Tuesday, March 24, 2009

Critique of a pastel

Here are three more images I have been sent for the critique project. I have had a good response to this, perhaps it should be a regular feature of this blog. Kind of makes it OUR blog. Above is a pastel done on location and below are two woodcuts made from that pastel.

These are very nice indeed and the artist who did them should be proud of them. There are strong things about each of them and I am unable to say whether I prefer the top or the bottom image. I like the horizontal shape with this subject, and the color of the images is pretty as well. The upper piece is of course the most naturalistic in color. The lower piece has a quiet interpretive color laid onto the same composition. I think the middle piece is less unified and doesn't hang together as well as the other two. The addition of the distant mountains to the woodcuts is nice and might have been a good thing in the pastel too.

Here is what I can say about these three images that I hope will be of use. I am tying each of these critiques to a subspecies of design fault, and I will do that to these as well. They have a variety problem I call WICKED STRIPEY. Below I have drawn lines on the image to illustrate that.

All of the elements in this design march across the painting in straight lines paralleling each other and the frame. They are stripes. This is an overly symmetrical and static design. You could probably get away with it in a single image that has as much charm as this. But if you hung a show of paintings and many of them bore this fault it would become a problem.

This is the original image above. I put it here again so you could see it and my suggested corrections next to each other.
In the image above I have pushed some of those stripey lines into a little more diagonal configuration. I tied the foreground bushes on the right into the middle ground row of trees. That should send the viewer into the painting and break up that first major field so it doesn't run all the way straight across the painting. I have also softened up the hard line of the bright field at the base of the distant hills, again trying to downplay the horizontal lines . Both that very distant field and the nearest field were the same value, so the distant field did not recede and they both called equally for our attention. One or the other needs to predominate.

I have tonight discovered another nice thing about critiquing work in photoshop rather than in the original. I can offer a second version. If I had done this to a students painting in a workshop they would have walked out, and it would have been my fault too.

So here is the heavily reworked version below. I have made every line I could into a slanting one and added atmospheric perspective to the distance. I have added more light to the sky, more drawing and color in the foreground bushes and I have made that first field much brighter and much more diagonal.I have cheated another bit of bright field behind the middle ground trees to get a little more recession there and I have pushed one of the trees up and in front of the distant hills breaking up that line. I have also put more variation into the top line of the distant hills .


This little painting has so much charm that fixing its design flaws didn't really make that much difference. It was already "going over" despite its stripe problem. I hope whoever our mystery artist is, polishes their design skills without losing that friendly and welcoming feeling their in work.


Unknown said...


You are the only artist I would consider sending something too ( i will ) for critique. Your very thorough and even handed approach is just what I need to get to the next level. I like Plein Air painting but I have never dedicated my self to painting outdoors consistantly until this year.
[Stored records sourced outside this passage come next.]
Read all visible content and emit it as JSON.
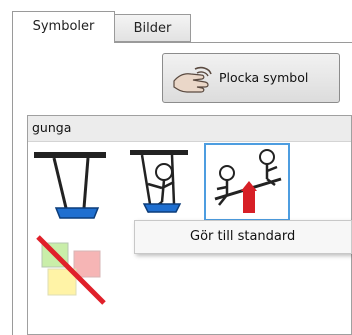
{
  "tabs": [
    {
      "label": "Symboler",
      "selected": true
    },
    {
      "label": "Bilder",
      "selected": false
    }
  ],
  "pick_button": {
    "label": "Plocka symbol",
    "icon": "hand-icon"
  },
  "symbol_group": {
    "title": "gunga",
    "symbols": [
      {
        "icon": "swing-icon",
        "selected": false
      },
      {
        "icon": "person-on-swing-icon",
        "selected": false
      },
      {
        "icon": "seesaw-icon",
        "selected": true
      },
      {
        "icon": "no-symbol-icon",
        "selected": false
      }
    ]
  },
  "context_menu": {
    "items": [
      {
        "label": "Gör till standard"
      }
    ]
  },
  "colors": {
    "selection": "#4d9de0",
    "header_bg": "#ececec",
    "seat_blue": "#1f6fd0",
    "no_symbol_red": "#e0202a"
  }
}
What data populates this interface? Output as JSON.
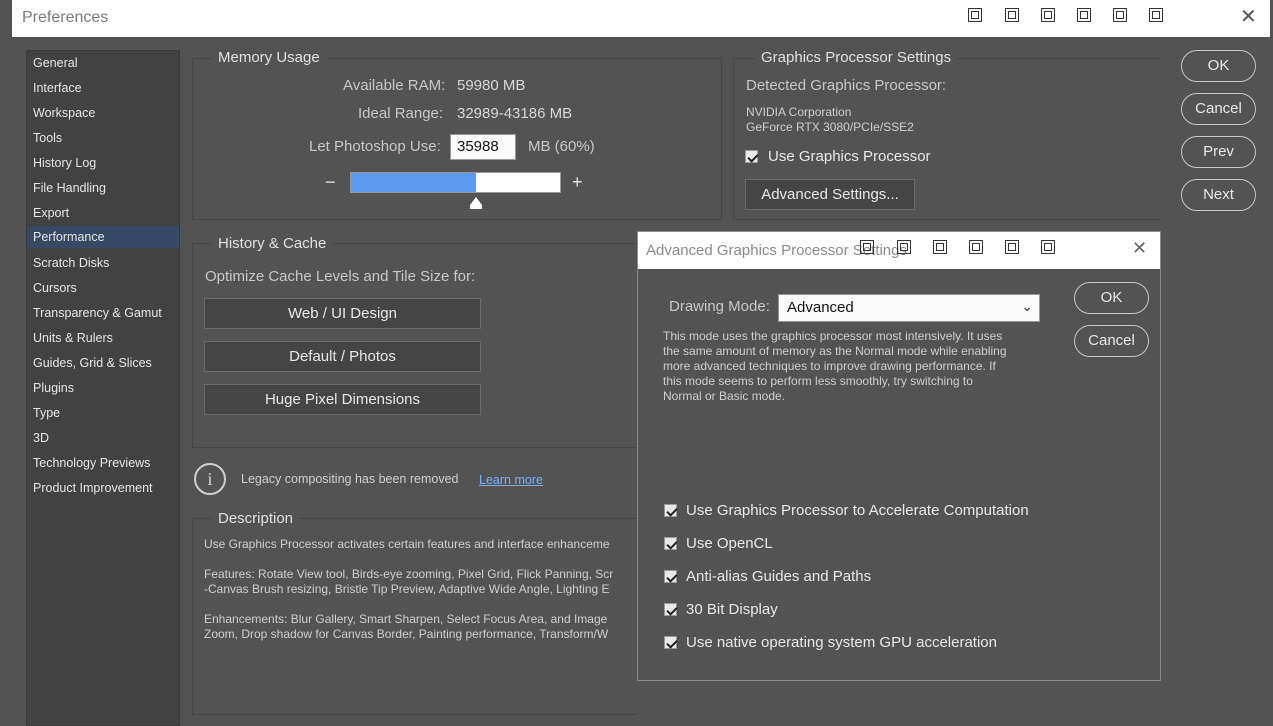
{
  "window": {
    "title": "Preferences",
    "close_glyph": "✕",
    "toolbar_icons": [
      "window-icon",
      "window-icon",
      "window-icon",
      "window-icon",
      "window-icon",
      "window-icon"
    ]
  },
  "sidebar": {
    "items": [
      {
        "label": "General"
      },
      {
        "label": "Interface"
      },
      {
        "label": "Workspace"
      },
      {
        "label": "Tools"
      },
      {
        "label": "History Log"
      },
      {
        "label": "File Handling"
      },
      {
        "label": "Export"
      },
      {
        "label": "Performance",
        "selected": true
      },
      {
        "label": "Scratch Disks"
      },
      {
        "label": "Cursors"
      },
      {
        "label": "Transparency & Gamut"
      },
      {
        "label": "Units & Rulers"
      },
      {
        "label": "Guides, Grid & Slices"
      },
      {
        "label": "Plugins"
      },
      {
        "label": "Type"
      },
      {
        "label": "3D"
      },
      {
        "label": "Technology Previews"
      },
      {
        "label": "Product Improvement"
      }
    ]
  },
  "memory": {
    "title": "Memory Usage",
    "available_label": "Available RAM:",
    "available_value": "59980 MB",
    "ideal_label": "Ideal Range:",
    "ideal_value": "32989-43186 MB",
    "use_label": "Let Photoshop Use:",
    "use_value": "35988",
    "use_unit": "MB (60%)",
    "minus": "−",
    "plus": "+",
    "slider_fraction": 0.6
  },
  "gpu": {
    "title": "Graphics Processor Settings",
    "detected_label": "Detected Graphics Processor:",
    "vendor": "NVIDIA Corporation",
    "model": "GeForce RTX 3080/PCIe/SSE2",
    "use_label": "Use Graphics Processor",
    "use_checked": true,
    "advanced_button": "Advanced Settings..."
  },
  "history": {
    "title": "History & Cache",
    "optimize_label": "Optimize Cache Levels and Tile Size for:",
    "buttons": [
      "Web / UI Design",
      "Default / Photos",
      "Huge Pixel Dimensions"
    ]
  },
  "legacy": {
    "text": "Legacy compositing has been removed",
    "link": "Learn more",
    "icon_glyph": "i"
  },
  "description": {
    "title": "Description",
    "line1": "Use Graphics Processor activates certain features and interface enhanceme",
    "line2": "Features: Rotate View tool, Birds-eye zooming, Pixel Grid, Flick Panning, Scr",
    "line3": "-Canvas Brush resizing, Bristle Tip Preview, Adaptive Wide Angle, Lighting E",
    "line4": "Enhancements: Blur Gallery, Smart Sharpen, Select Focus Area, and Image",
    "line5": "Zoom, Drop shadow for Canvas Border, Painting performance, Transform/W"
  },
  "right_buttons": {
    "ok": "OK",
    "cancel": "Cancel",
    "prev": "Prev",
    "next": "Next"
  },
  "advanced": {
    "title": "Advanced Graphics Processor Settings",
    "close_glyph": "✕",
    "drawing_mode_label": "Drawing Mode:",
    "drawing_mode_value": "Advanced",
    "chevron": "⌄",
    "desc_lines": [
      "This mode uses the graphics processor most intensively.  It uses",
      "the same amount of memory as the Normal mode while enabling",
      "more advanced techniques to improve drawing performance.  If",
      "this mode seems to perform less smoothly, try switching to",
      "Normal or Basic mode."
    ],
    "ok": "OK",
    "cancel": "Cancel",
    "checkboxes": [
      {
        "label": "Use Graphics Processor to Accelerate Computation",
        "checked": true
      },
      {
        "label": "Use OpenCL",
        "checked": true
      },
      {
        "label": "Anti-alias Guides and Paths",
        "checked": true
      },
      {
        "label": "30 Bit Display",
        "checked": true
      },
      {
        "label": "Use native operating system GPU acceleration",
        "checked": true
      }
    ]
  },
  "colors": {
    "accent": "#5b9cf0",
    "selection": "#364a66",
    "link": "#7ab0ff"
  }
}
You also must be a fast typer!

JAMES A. COOK said...

I like the use of the word CHARM, very effective, makes sense.
I read all the right books and study the right DVD'S but nothing compares to my understanding than watching and seeing what you do with these critiques. This is the best way to get me to my next level. I notice how my eyes dropped down to the foreground as soon as you softened up the bright field at base of mountain. Amazing how our eyes can be directed. Clever how you tied the foreground bush into the middle ground. Could this also be done by just toning down the contrast between the foreground and middle ground. There seems to be a lot of dark contrast throughout, even though this painting has lots of CHARM, could toning down the contrast add more harmony to this CHARM?


Stapleton Kearns said...

Thanx Frank:
It is nice to hear you say that as you are a pro. You know that I follow your blog too. "On being frank".


Someday we will paint together out there on the other coast. I would be flattered if you would send me a picture to crit. Be certain to send me one with something wrong with it.I think it will become a regular but I am going to space them out. They are really time consuming. But it seems like it is a useful thing to do. I am used, therefore I am useful.

Stapleton Kearns said...


you could tone down that middle ground but you would lose the big impact of the light on it. I guess its a matter of what your conception is.I felt like the painting had a fine impact as one of its qualities because of the boldlly stated values. There is so much high key outside painting these days that I like to see some darker stuff as well.
Being from New England and so heavily influenced by the Rockport painters I am less likely to paint those high key backgrounds. Out west where you might see a mountain 50 miles away their is an expectation of lot of atmospheric perspective. I think many New England painters are less likely to do that. I will do a series of posts on Aldro Hibbard soon and talk about values and using or not using atmospheric perspective.. It doesn't have to be right, you know, it just has to look good..........Stape